* Available records *
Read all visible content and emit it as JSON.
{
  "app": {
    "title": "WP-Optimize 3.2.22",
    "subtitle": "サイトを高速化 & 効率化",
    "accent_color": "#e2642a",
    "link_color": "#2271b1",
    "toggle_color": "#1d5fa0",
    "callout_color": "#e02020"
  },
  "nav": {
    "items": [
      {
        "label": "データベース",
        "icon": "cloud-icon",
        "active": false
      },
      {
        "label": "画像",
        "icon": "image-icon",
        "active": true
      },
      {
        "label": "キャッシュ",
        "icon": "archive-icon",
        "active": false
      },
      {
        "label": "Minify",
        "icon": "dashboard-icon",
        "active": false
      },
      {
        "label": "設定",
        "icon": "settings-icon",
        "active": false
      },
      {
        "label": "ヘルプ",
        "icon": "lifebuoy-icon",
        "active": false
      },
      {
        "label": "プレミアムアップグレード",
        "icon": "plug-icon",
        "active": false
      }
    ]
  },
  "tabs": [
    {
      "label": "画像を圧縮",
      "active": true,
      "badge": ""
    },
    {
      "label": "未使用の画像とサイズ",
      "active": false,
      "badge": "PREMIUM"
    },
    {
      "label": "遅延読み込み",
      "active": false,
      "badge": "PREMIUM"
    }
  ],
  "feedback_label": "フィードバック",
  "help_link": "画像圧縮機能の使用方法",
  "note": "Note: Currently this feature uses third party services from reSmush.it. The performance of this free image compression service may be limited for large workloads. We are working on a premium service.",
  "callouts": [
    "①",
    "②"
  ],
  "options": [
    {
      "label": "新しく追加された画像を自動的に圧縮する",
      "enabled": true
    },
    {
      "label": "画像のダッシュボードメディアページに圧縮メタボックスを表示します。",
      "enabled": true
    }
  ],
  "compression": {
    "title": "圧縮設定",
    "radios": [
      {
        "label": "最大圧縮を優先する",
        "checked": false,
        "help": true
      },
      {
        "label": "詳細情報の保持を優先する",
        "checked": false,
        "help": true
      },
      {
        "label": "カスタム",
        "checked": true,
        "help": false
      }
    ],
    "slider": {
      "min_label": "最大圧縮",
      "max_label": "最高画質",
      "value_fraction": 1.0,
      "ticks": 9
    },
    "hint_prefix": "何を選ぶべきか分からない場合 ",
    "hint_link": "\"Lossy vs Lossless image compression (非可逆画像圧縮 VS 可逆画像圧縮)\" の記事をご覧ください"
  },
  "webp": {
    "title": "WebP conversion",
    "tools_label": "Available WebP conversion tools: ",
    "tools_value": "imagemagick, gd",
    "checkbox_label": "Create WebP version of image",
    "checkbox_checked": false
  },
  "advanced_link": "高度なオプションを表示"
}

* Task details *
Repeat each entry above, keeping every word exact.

* Task response *
Read all visible content and emit it as JSON.
{
  "app": {
    "title": "WP-Optimize 3.2.22",
    "subtitle": "サイトを高速化 & 効率化",
    "accent_color": "#e2642a",
    "link_color": "#2271b1",
    "toggle_color": "#1d5fa0",
    "callout_color": "#e02020"
  },
  "nav": {
    "items": [
      {
        "label": "データベース",
        "icon": "cloud-icon",
        "active": false
      },
      {
        "label": "画像",
        "icon": "image-icon",
        "active": true
      },
      {
        "label": "キャッシュ",
        "icon": "archive-icon",
        "active": false
      },
      {
        "label": "Minify",
        "icon": "dashboard-icon",
        "active": false
      },
      {
        "label": "設定",
        "icon": "settings-icon",
        "active": false
      },
      {
        "label": "ヘルプ",
        "icon": "lifebuoy-icon",
        "active": false
      },
      {
        "label": "プレミアムアップグレード",
        "icon": "plug-icon",
        "active": false
      }
    ]
  },
  "tabs": [
    {
      "label": "画像を圧縮",
      "active": true,
      "badge": ""
    },
    {
      "label": "未使用の画像とサイズ",
      "active": false,
      "badge": "PREMIUM"
    },
    {
      "label": "遅延読み込み",
      "active": false,
      "badge": "PREMIUM"
    }
  ],
  "feedback_label": "フィードバック",
  "help_link": "画像圧縮機能の使用方法",
  "note": "Note: Currently this feature uses third party services from reSmush.it. The performance of this free image compression service may be limited for large workloads. We are working on a premium service.",
  "callouts": [
    "①",
    "②"
  ],
  "options": [
    {
      "label": "新しく追加された画像を自動的に圧縮する",
      "enabled": true
    },
    {
      "label": "画像のダッシュボードメディアページに圧縮メタボックスを表示します。",
      "enabled": true
    }
  ],
  "compression": {
    "title": "圧縮設定",
    "radios": [
      {
        "label": "最大圧縮を優先する",
        "checked": false,
        "help": true
      },
      {
        "label": "詳細情報の保持を優先する",
        "checked": false,
        "help": true
      },
      {
        "label": "カスタム",
        "checked": true,
        "help": false
      }
    ],
    "slider": {
      "min_label": "最大圧縮",
      "max_label": "最高画質",
      "value_fraction": 1.0,
      "ticks": 9
    },
    "hint_prefix": "何を選ぶべきか分からない場合 ",
    "hint_link": "\"Lossy vs Lossless image compression (非可逆画像圧縮 VS 可逆画像圧縮)\" の記事をご覧ください"
  },
  "webp": {
    "title": "WebP conversion",
    "tools_label": "Available WebP conversion tools: ",
    "tools_value": "imagemagick, gd",
    "checkbox_label": "Create WebP version of image",
    "checkbox_checked": false
  },
  "advanced_link": "高度なオプションを表示"
}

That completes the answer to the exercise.